This is all very interesting and the research has not ended yet. I know that Norwich was  good for dyeing with madder to make Norwich Red as the water was hard and yet with cochineal to get a good red I need soft acid water. So it's time to get into the loft and get my organic chemistry text books out to look at the structure of the relevant molecules in more detail. 

The mauvy  blue skein in the centre top of the photo is obtained from dipping the pink ( centre bottom skein) in indigo, something we included in the workshop. 

Another interesting aspect of the day was that the attendees brought their own fleece or yarn to dye and thus we got even more variation in colours from the different breeds which was great. 

This is not one of my best photos but this shows some of the Dyeing produced during the day. 

Natural Dyeing gives such rich colours and keeps the 'chemistry' brain alive! I have found this lovely quote from Ethel Mariet 'Natural dyes are alive and varied holding the light as no chemical colour can hold it, and they are beautiful from their birth to old age when they mellow one with the other into a blend of richness that has never yet been got by the chemical dyer.'(1872-1952) See note 

If you've managed to read this far, I think you deserve a stiff drink! 

Notes : 
1. Norfolk Smallholders Training group have their own website - 
2. For 'chemical' perhaps 'synthetic' might be a better term. 

Monday, 19 June 2017

The Meadowsweet Cushion

This is cushion 2 in the series - being a collection of cushions, all with a story,  to sit on our library 'under stairs' daybed which we have have commissioned by our local brilliant  carpenter known to us as 'Chris the carpenter'.
The post here describes 'the  meadowsweet  cushion'. 
Once I had decided that I would make a variety of cushions I decided that I would do one in hand embroidery. It is years since I did anything like this from scratch but have continued to do bits such as 'mend/ replace' the embroidery on a bag I made from one of my aunt's cushion covers - more about that here. 
This was in another league  as I was not just embroidering over a transfer pattern, I was going to make the design from a photo of meadowsweet in our lane. So there were issues about the size of the design and placement on the cushion. I did not wish to draw a design in pen / pencil that I then stitched over. 
I decided to: 
1. Mark out the 4 quarters of the cushion in tacking stitch and also give an outline frame  so as not to be tempted to take the design too close to the seam  with the back of the cushion. I had already neatened the raw edges of the back and front of the shrunk fabric of the  cushion with the overlocker - this had been preshrunk by washing and ironing damp to avoid creases forming.
2. Sketch the design onto a full size sheet of plain paper and use this to mark the main features on the cushion cover by tacking stitches. 

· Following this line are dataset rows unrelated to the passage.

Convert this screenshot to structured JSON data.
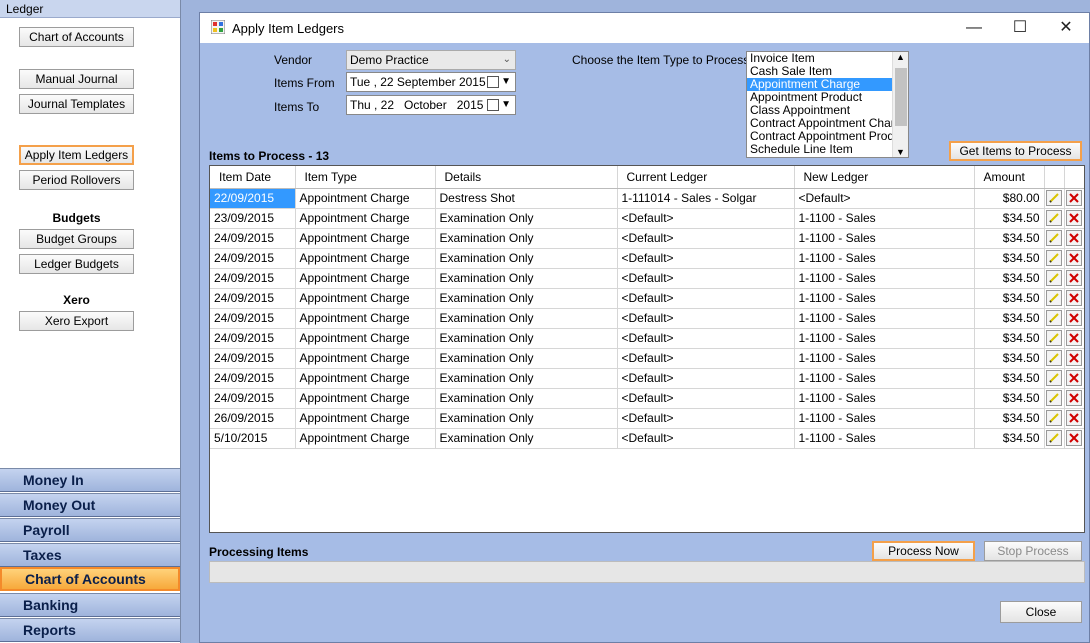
{
  "sidebar": {
    "header": "Ledger",
    "buttons": {
      "chart_of_accounts": "Chart of Accounts",
      "manual_journal": "Manual Journal",
      "journal_templates": "Journal Templates",
      "apply_item_ledgers": "Apply Item Ledgers",
      "period_rollovers": "Period Rollovers",
      "budget_groups": "Budget Groups",
      "ledger_budgets": "Ledger Budgets",
      "xero_export": "Xero Export"
    },
    "sections": {
      "budgets": "Budgets",
      "xero": "Xero"
    },
    "nav": {
      "money_in": "Money In",
      "money_out": "Money Out",
      "payroll": "Payroll",
      "taxes": "Taxes",
      "chart_of_accounts": "Chart of Accounts",
      "banking": "Banking",
      "reports": "Reports"
    }
  },
  "dialog": {
    "title": "Apply Item Ledgers",
    "window_controls": {
      "minimize": "—",
      "maximize": "☐",
      "close": "✕"
    },
    "vendor_label": "Vendor",
    "vendor_value": "Demo Practice",
    "items_from_label": "Items From",
    "items_from_value": "Tue , 22 September 2015",
    "items_to_label": "Items To",
    "items_to_value": "Thu , 22   October   2015",
    "item_type_label": "Choose the Item Type to Process",
    "item_types": [
      "Invoice Item",
      "Cash Sale Item",
      "Appointment Charge",
      "Appointment Product",
      "Class Appointment",
      "Contract Appointment Charge",
      "Contract Appointment Product",
      "Schedule Line Item"
    ],
    "selected_item_type": "Appointment Charge",
    "get_items_button": "Get Items to Process",
    "items_to_process_label": "Items to Process - 13",
    "columns": {
      "item_date": "Item Date",
      "item_type": "Item Type",
      "details": "Details",
      "current_ledger": "Current Ledger",
      "new_ledger": "New Ledger",
      "amount": "Amount"
    },
    "rows": [
      {
        "date": "22/09/2015",
        "type": "Appointment Charge",
        "details": "Destress Shot",
        "current": "1-111014 - Sales - Solgar",
        "new": "<Default>",
        "amount": "$80.00"
      },
      {
        "date": "23/09/2015",
        "type": "Appointment Charge",
        "details": "Examination Only",
        "current": "<Default>",
        "new": "1-1100 - Sales",
        "amount": "$34.50"
      },
      {
        "date": "24/09/2015",
        "type": "Appointment Charge",
        "details": "Examination Only",
        "current": "<Default>",
        "new": "1-1100 - Sales",
        "amount": "$34.50"
      },
      {
        "date": "24/09/2015",
        "type": "Appointment Charge",
        "details": "Examination Only",
        "current": "<Default>",
        "new": "1-1100 - Sales",
        "amount": "$34.50"
      },
      {
        "date": "24/09/2015",
        "type": "Appointment Charge",
        "details": "Examination Only",
        "current": "<Default>",
        "new": "1-1100 - Sales",
        "amount": "$34.50"
      },
      {
        "date": "24/09/2015",
        "type": "Appointment Charge",
        "details": "Examination Only",
        "current": "<Default>",
        "new": "1-1100 - Sales",
        "amount": "$34.50"
      },
      {
        "date": "24/09/2015",
        "type": "Appointment Charge",
        "details": "Examination Only",
        "current": "<Default>",
        "new": "1-1100 - Sales",
        "amount": "$34.50"
      },
      {
        "date": "24/09/2015",
        "type": "Appointment Charge",
        "details": "Examination Only",
        "current": "<Default>",
        "new": "1-1100 - Sales",
        "amount": "$34.50"
      },
      {
        "date": "24/09/2015",
        "type": "Appointment Charge",
        "details": "Examination Only",
        "current": "<Default>",
        "new": "1-1100 - Sales",
        "amount": "$34.50"
      },
      {
        "date": "24/09/2015",
        "type": "Appointment Charge",
        "details": "Examination Only",
        "current": "<Default>",
        "new": "1-1100 - Sales",
        "amount": "$34.50"
      },
      {
        "date": "24/09/2015",
        "type": "Appointment Charge",
        "details": "Examination Only",
        "current": "<Default>",
        "new": "1-1100 - Sales",
        "amount": "$34.50"
      },
      {
        "date": "26/09/2015",
        "type": "Appointment Charge",
        "details": "Examination Only",
        "current": "<Default>",
        "new": "1-1100 - Sales",
        "amount": "$34.50"
      },
      {
        "date": "5/10/2015",
        "type": "Appointment Charge",
        "details": "Examination Only",
        "current": "<Default>",
        "new": "1-1100 - Sales",
        "amount": "$34.50"
      }
    ],
    "processing_label": "Processing Items",
    "process_now_button": "Process Now",
    "stop_process_button": "Stop Process",
    "close_button": "Close"
  },
  "colors": {
    "background": "#9fb4dc",
    "dialog_bg": "#a6bce6",
    "highlight_orange": "#f4a04a",
    "selection_blue": "#3399ff",
    "delete_red": "#d00000",
    "edit_yellow": "#d9c400"
  },
  "icons": {
    "edit": "pencil-icon",
    "delete": "delete-x-icon",
    "calendar": "calendar-icon",
    "app": "app-window-icon"
  }
}
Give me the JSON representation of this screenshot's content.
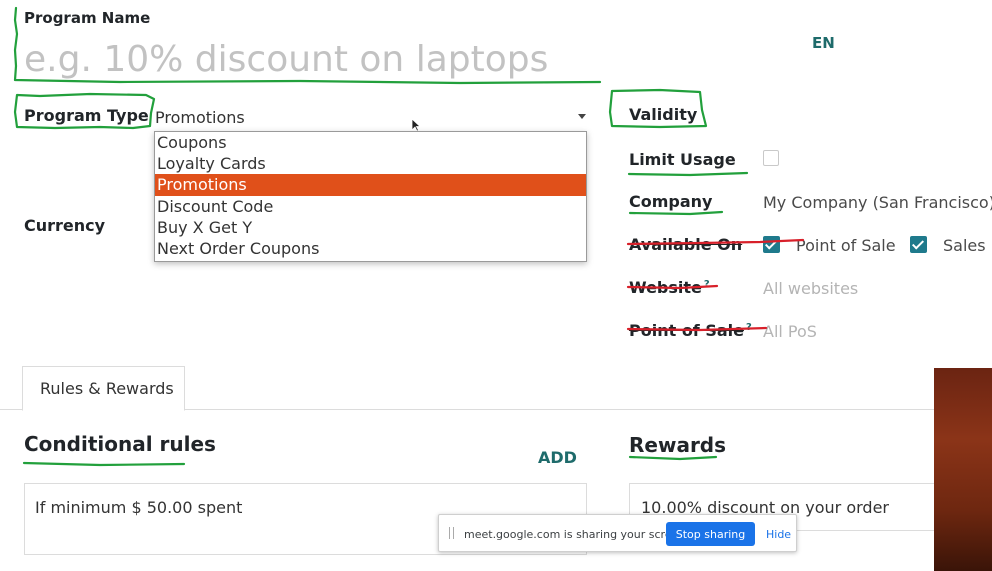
{
  "program_name": {
    "label": "Program Name",
    "placeholder": "e.g. 10% discount on laptops",
    "language": "EN"
  },
  "program_type": {
    "label": "Program Type",
    "value": "Promotions",
    "options": [
      "Coupons",
      "Loyalty Cards",
      "Promotions",
      "Discount Code",
      "Buy X Get Y",
      "Next Order Coupons"
    ],
    "selected_index": 2
  },
  "currency": {
    "label": "Currency"
  },
  "validity": {
    "title": "Validity",
    "limit_usage_label": "Limit Usage",
    "limit_usage_checked": false,
    "company_label": "Company",
    "company_value": "My Company (San Francisco)",
    "available_on_label": "Available On",
    "pos_option_label": "Point of Sale",
    "pos_checked": true,
    "sales_option_label": "Sales",
    "sales_checked": true,
    "website_label": "Website",
    "website_value": "All websites",
    "pos_label": "Point of Sale",
    "pos_value": "All PoS",
    "help_mark": "?"
  },
  "tabs": [
    {
      "label": "Rules & Rewards",
      "active": true
    }
  ],
  "conditional_rules": {
    "title": "Conditional rules",
    "add_label": "ADD",
    "rules": [
      "If minimum $ 50.00 spent"
    ]
  },
  "rewards": {
    "title": "Rewards",
    "items": [
      "10.00% discount on your order"
    ]
  },
  "share_bar": {
    "message": "meet.google.com is sharing your screen.",
    "stop_label": "Stop sharing",
    "hide_label": "Hide"
  },
  "colors": {
    "accent_teal": "#1e6b6b",
    "selected_option": "#e0501a",
    "checkbox": "#1f7a8c",
    "annotation_green": "#22a03c",
    "annotation_red": "#d8202a",
    "stop_button": "#1a73e8"
  }
}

Part of my wish with choosing the meadowsweet was to be able to do lots of French knots to represent the frothiness of the flower heads. My other self imposed 'rule' was that the colours should be the colours of the room, mainly greys and tealish/ light royal  blue but with cream and taupe of the sofa. 

I planned this design for the right of the cushion and with a selected set of embroidery threads I took this little kit with us on our holiday to Teesdale and Cumbria earlier in the year. ( Postcript : the weather was so brilliant that I did much less embroidery that I intended! But who's not to get out and enjoy lovely scenery in lovely weather? ) 

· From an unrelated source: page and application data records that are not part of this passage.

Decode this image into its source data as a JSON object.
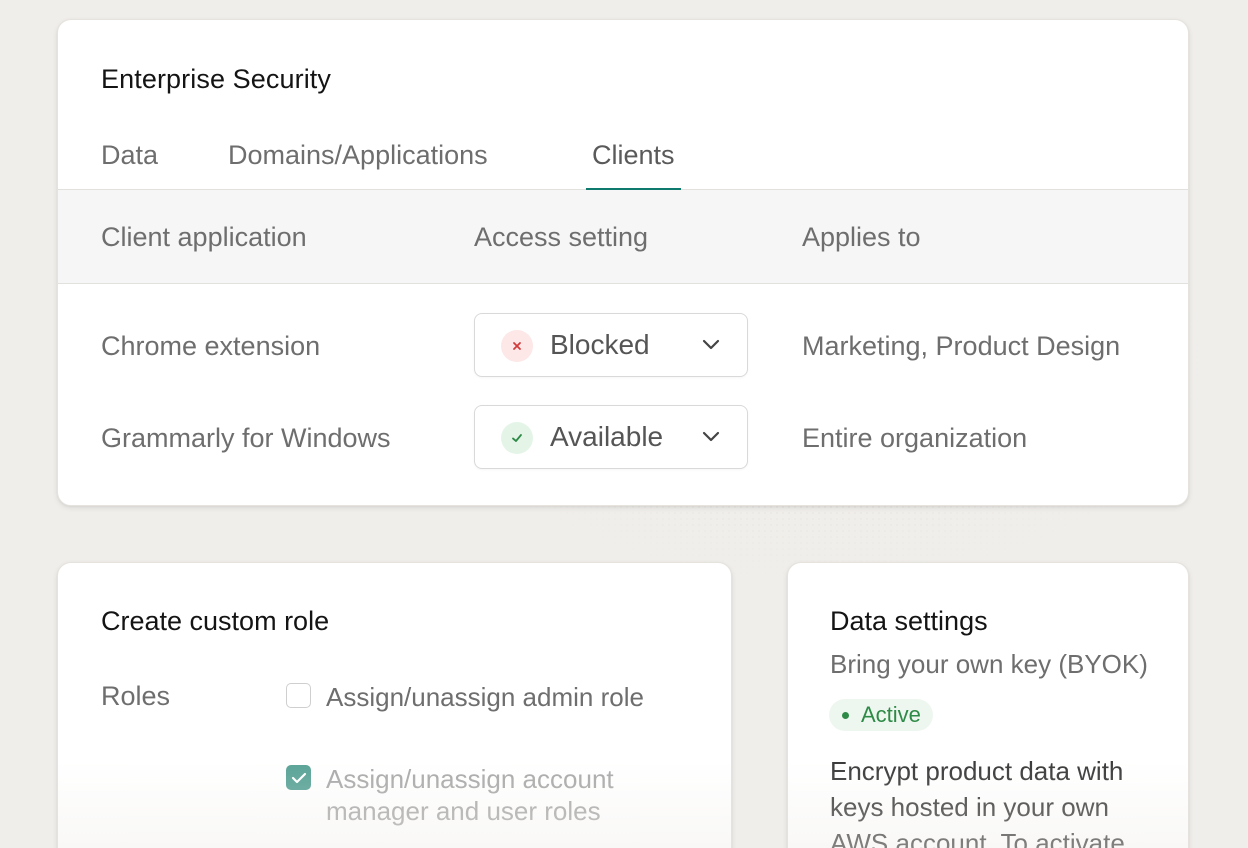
{
  "security": {
    "title": "Enterprise Security",
    "tabs": [
      {
        "label": "Data",
        "active": false
      },
      {
        "label": "Domains/Applications",
        "active": false
      },
      {
        "label": "Clients",
        "active": true
      }
    ],
    "table": {
      "headers": [
        "Client application",
        "Access setting",
        "Applies to"
      ],
      "rows": [
        {
          "client": "Chrome extension",
          "access": "Blocked",
          "access_icon": "x-icon",
          "applies_to": "Marketing, Product Design"
        },
        {
          "client": "Grammarly for Windows",
          "access": "Available",
          "access_icon": "check-icon",
          "applies_to": "Entire organization"
        }
      ]
    }
  },
  "custom_role": {
    "title": "Create custom role",
    "roles_label": "Roles",
    "options": [
      {
        "label": "Assign/unassign admin role",
        "checked": false
      },
      {
        "label": "Assign/unassign account manager and user roles",
        "checked": true
      }
    ]
  },
  "data_settings": {
    "title": "Data settings",
    "subtitle": "Bring your own key (BYOK)",
    "status": "Active",
    "description": "Encrypt product data with keys hosted in your own AWS account. To activate"
  },
  "colors": {
    "accent": "#0e7a6e",
    "checkbox_checked": "#5aa397",
    "blocked": "#d23b3b",
    "available": "#2e8a47"
  }
}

So when we were back and  had recovered from the break, I took up the embroidery with increased vigour and used it to keep me awake in the evenings while 'watching' the TV. I was really pleased with how the  meadowsweet flower heads were coming out and I allowed myself to digress from my strict colour scheme to add some olive green for a leaf. This was rather an afterthought. 

One morning - in my quality thinking time in the shower - I had a thought that I could add some of my meadowsweet dyed yarns to the left and the choice of embroidery thread in the dark olive would help to tie the two sides of the cushion together. 

I am pleased with the cushion which evolved during the embroidery process and is also another item in my meadowsweet series  from last year's wool week yoked jumper set.